MOORE — Even though the events of May 20 have passed the three-month mark, several items related to the recovery efforts of the storm were the topic of the Moore city council meeting Sept. 3.
Honored during the meeting were members of Serve Moore, a collaborative effort of multiple churches and organizations working to serve the people of Moore that was formed following the May 20 tornado.
“We very much appreciate what you all have done. There is no way to say thank you enough,” City Manager Steve Eddy said.
Since May 20, Serve Moore has had 34,600 volunteers from around the world serve for the agency, which breaks down to approximately 228,936 volunteer hours and 1,600 families served.
“I just want to say thank you. The first time I heard about you guys was with the volunteers of the cemetery. We were thinking maybe 25 or 30 people would come by the cemetery to pick up trash, and about 1,500 people showed up. That was amazing. We were still looking for people and you just picked it up,” Mayor Glenn Lewis said.
Council members received a presentation from Debby Hampton, executive director of United Way of Central Oklahoma, and Janienne Bella, executive director of Red Cross of Central and Western Oklahoma, regarding long-term recovery efforts from each agency following May’s tornadoes.
According to Hampton, as of May 20, the United Way of Central Oklahoma May Tornadoes Relief Fund has received approximately $14.6 million in pledges and donations.
To date, the United Way of Central Oklahoma has dispersed about $5.2 million toward the relief efforts of May storms.
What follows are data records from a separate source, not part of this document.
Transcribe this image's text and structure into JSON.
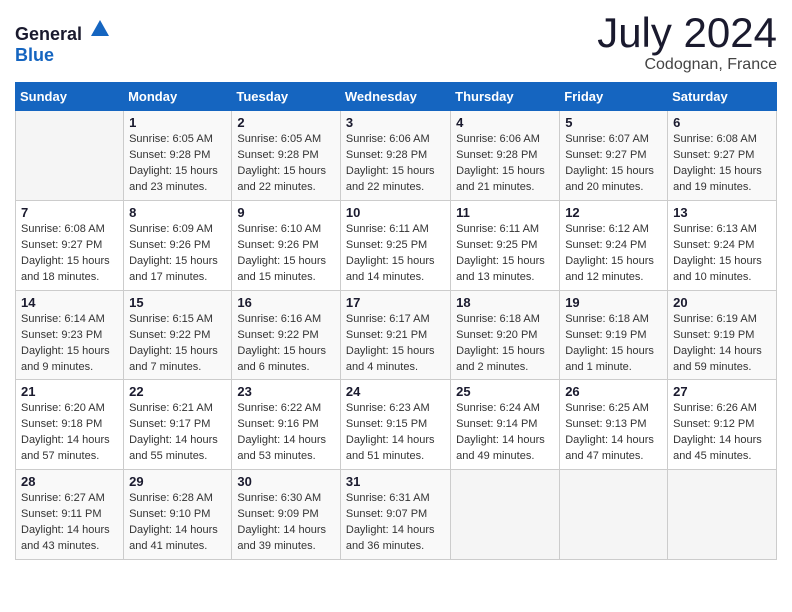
{
  "logo": {
    "general": "General",
    "blue": "Blue"
  },
  "title": {
    "month": "July 2024",
    "location": "Codognan, France"
  },
  "weekdays": [
    "Sunday",
    "Monday",
    "Tuesday",
    "Wednesday",
    "Thursday",
    "Friday",
    "Saturday"
  ],
  "weeks": [
    [
      {
        "day": "",
        "content": ""
      },
      {
        "day": "1",
        "content": "Sunrise: 6:05 AM\nSunset: 9:28 PM\nDaylight: 15 hours\nand 23 minutes."
      },
      {
        "day": "2",
        "content": "Sunrise: 6:05 AM\nSunset: 9:28 PM\nDaylight: 15 hours\nand 22 minutes."
      },
      {
        "day": "3",
        "content": "Sunrise: 6:06 AM\nSunset: 9:28 PM\nDaylight: 15 hours\nand 22 minutes."
      },
      {
        "day": "4",
        "content": "Sunrise: 6:06 AM\nSunset: 9:28 PM\nDaylight: 15 hours\nand 21 minutes."
      },
      {
        "day": "5",
        "content": "Sunrise: 6:07 AM\nSunset: 9:27 PM\nDaylight: 15 hours\nand 20 minutes."
      },
      {
        "day": "6",
        "content": "Sunrise: 6:08 AM\nSunset: 9:27 PM\nDaylight: 15 hours\nand 19 minutes."
      }
    ],
    [
      {
        "day": "7",
        "content": "Sunrise: 6:08 AM\nSunset: 9:27 PM\nDaylight: 15 hours\nand 18 minutes."
      },
      {
        "day": "8",
        "content": "Sunrise: 6:09 AM\nSunset: 9:26 PM\nDaylight: 15 hours\nand 17 minutes."
      },
      {
        "day": "9",
        "content": "Sunrise: 6:10 AM\nSunset: 9:26 PM\nDaylight: 15 hours\nand 15 minutes."
      },
      {
        "day": "10",
        "content": "Sunrise: 6:11 AM\nSunset: 9:25 PM\nDaylight: 15 hours\nand 14 minutes."
      },
      {
        "day": "11",
        "content": "Sunrise: 6:11 AM\nSunset: 9:25 PM\nDaylight: 15 hours\nand 13 minutes."
      },
      {
        "day": "12",
        "content": "Sunrise: 6:12 AM\nSunset: 9:24 PM\nDaylight: 15 hours\nand 12 minutes."
      },
      {
        "day": "13",
        "content": "Sunrise: 6:13 AM\nSunset: 9:24 PM\nDaylight: 15 hours\nand 10 minutes."
      }
    ],
    [
      {
        "day": "14",
        "content": "Sunrise: 6:14 AM\nSunset: 9:23 PM\nDaylight: 15 hours\nand 9 minutes."
      },
      {
        "day": "15",
        "content": "Sunrise: 6:15 AM\nSunset: 9:22 PM\nDaylight: 15 hours\nand 7 minutes."
      },
      {
        "day": "16",
        "content": "Sunrise: 6:16 AM\nSunset: 9:22 PM\nDaylight: 15 hours\nand 6 minutes."
      },
      {
        "day": "17",
        "content": "Sunrise: 6:17 AM\nSunset: 9:21 PM\nDaylight: 15 hours\nand 4 minutes."
      },
      {
        "day": "18",
        "content": "Sunrise: 6:18 AM\nSunset: 9:20 PM\nDaylight: 15 hours\nand 2 minutes."
      },
      {
        "day": "19",
        "content": "Sunrise: 6:18 AM\nSunset: 9:19 PM\nDaylight: 15 hours\nand 1 minute."
      },
      {
        "day": "20",
        "content": "Sunrise: 6:19 AM\nSunset: 9:19 PM\nDaylight: 14 hours\nand 59 minutes."
      }
    ],
    [
      {
        "day": "21",
        "content": "Sunrise: 6:20 AM\nSunset: 9:18 PM\nDaylight: 14 hours\nand 57 minutes."
      },
      {
        "day": "22",
        "content": "Sunrise: 6:21 AM\nSunset: 9:17 PM\nDaylight: 14 hours\nand 55 minutes."
      },
      {
        "day": "23",
        "content": "Sunrise: 6:22 AM\nSunset: 9:16 PM\nDaylight: 14 hours\nand 53 minutes."
      },
      {
        "day": "24",
        "content": "Sunrise: 6:23 AM\nSunset: 9:15 PM\nDaylight: 14 hours\nand 51 minutes."
      },
      {
        "day": "25",
        "content": "Sunrise: 6:24 AM\nSunset: 9:14 PM\nDaylight: 14 hours\nand 49 minutes."
      },
      {
        "day": "26",
        "content": "Sunrise: 6:25 AM\nSunset: 9:13 PM\nDaylight: 14 hours\nand 47 minutes."
      },
      {
        "day": "27",
        "content": "Sunrise: 6:26 AM\nSunset: 9:12 PM\nDaylight: 14 hours\nand 45 minutes."
      }
    ],
    [
      {
        "day": "28",
        "content": "Sunrise: 6:27 AM\nSunset: 9:11 PM\nDaylight: 14 hours\nand 43 minutes."
      },
      {
        "day": "29",
        "content": "Sunrise: 6:28 AM\nSunset: 9:10 PM\nDaylight: 14 hours\nand 41 minutes."
      },
      {
        "day": "30",
        "content": "Sunrise: 6:30 AM\nSunset: 9:09 PM\nDaylight: 14 hours\nand 39 minutes."
      },
      {
        "day": "31",
        "content": "Sunrise: 6:31 AM\nSunset: 9:07 PM\nDaylight: 14 hours\nand 36 minutes."
      },
      {
        "day": "",
        "content": ""
      },
      {
        "day": "",
        "content": ""
      },
      {
        "day": "",
        "content": ""
      }
    ]
  ]
}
The types of needs met by these funds included mental health and trauma counseling for adults and children, debriefing for first responders, restoring the space used for counseling children impacted by the disaster and the immediate needs as requested and verified by partner agencies and collaborating non-partner agencies.